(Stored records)

• • •

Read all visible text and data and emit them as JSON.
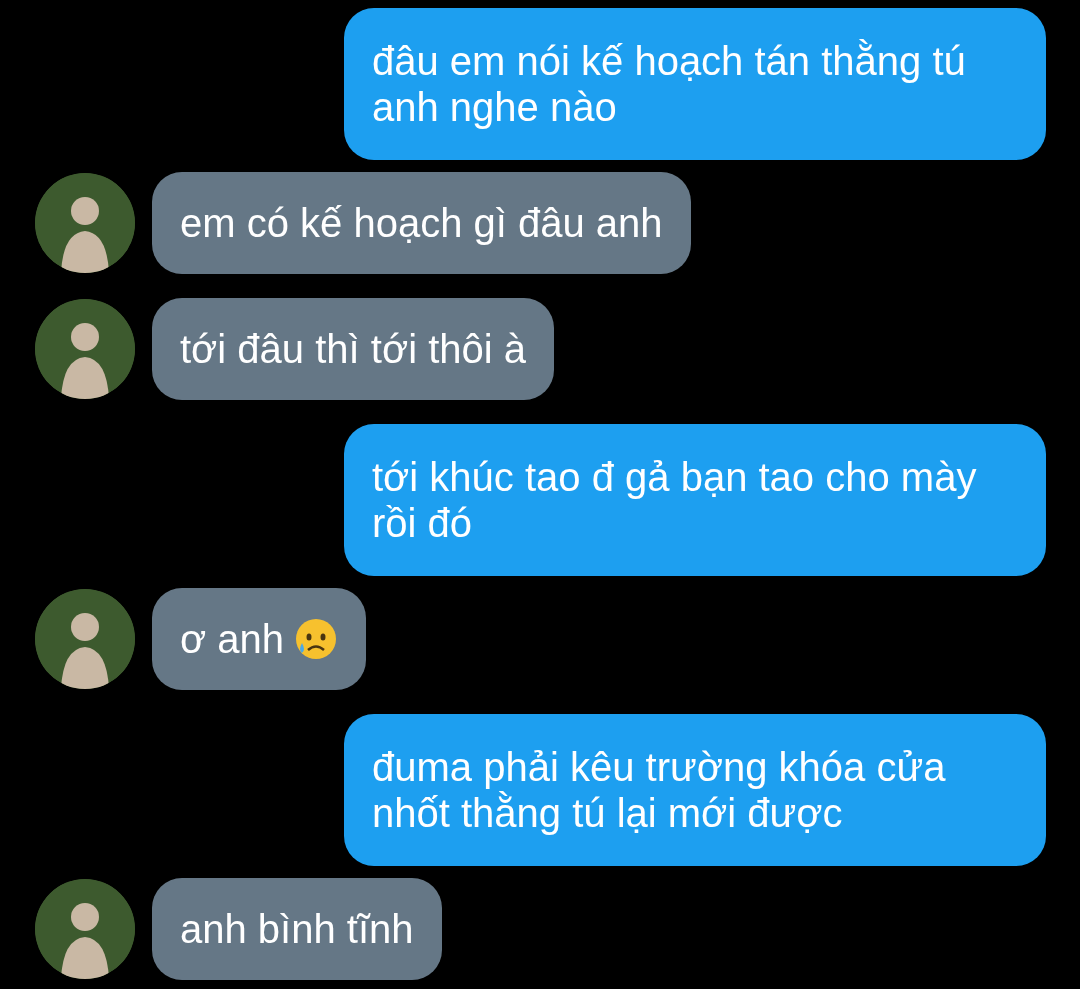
{
  "messages": [
    {
      "kind": "sent",
      "text": "đâu em nói kế hoạch tán thằng tú anh nghe nào"
    },
    {
      "kind": "received",
      "text": "em có kế hoạch gì đâu anh"
    },
    {
      "kind": "received",
      "text": "tới đâu thì tới thôi à"
    },
    {
      "kind": "sent",
      "text": "tới khúc tao đ gả bạn tao cho mày rồi đó"
    },
    {
      "kind": "received",
      "text": "ơ anh",
      "trailing_emoji": true
    },
    {
      "kind": "sent",
      "text": "đuma phải kêu trường khóa cửa nhốt thằng tú lại mới được"
    },
    {
      "kind": "received",
      "text": "anh bình tĩnh"
    }
  ]
}
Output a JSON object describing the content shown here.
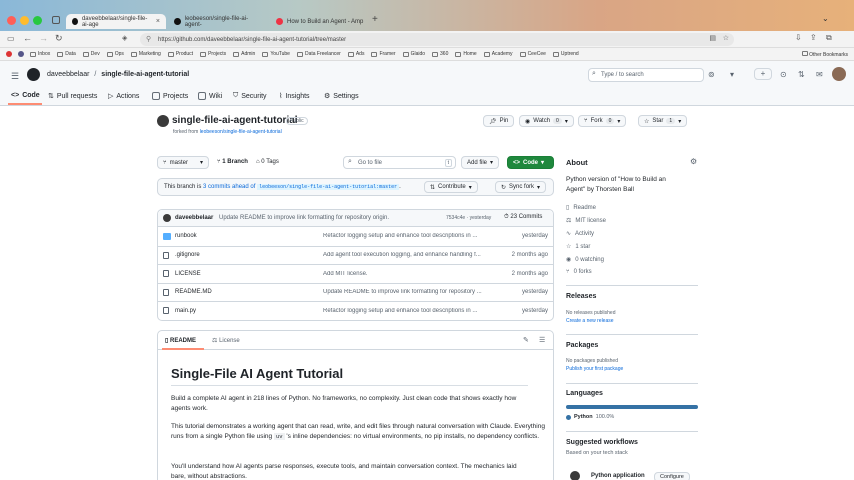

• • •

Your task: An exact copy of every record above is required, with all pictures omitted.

Answer below:
Read all visible text and data and emit them as JSON.
{
  "messages": [
    {
      "kind": "sent",
      "text": "đâu em nói kế hoạch tán thằng tú anh nghe nào"
    },
    {
      "kind": "received",
      "text": "em có kế hoạch gì đâu anh"
    },
    {
      "kind": "received",
      "text": "tới đâu thì tới thôi à"
    },
    {
      "kind": "sent",
      "text": "tới khúc tao đ gả bạn tao cho mày rồi đó"
    },
    {
      "kind": "received",
      "text": "ơ anh",
      "trailing_emoji": true
    },
    {
      "kind": "sent",
      "text": "đuma phải kêu trường khóa cửa nhốt thằng tú lại mới được"
    },
    {
      "kind": "received",
      "text": "anh bình tĩnh"
    }
  ]
}
Output a JSON object describing the content shown here.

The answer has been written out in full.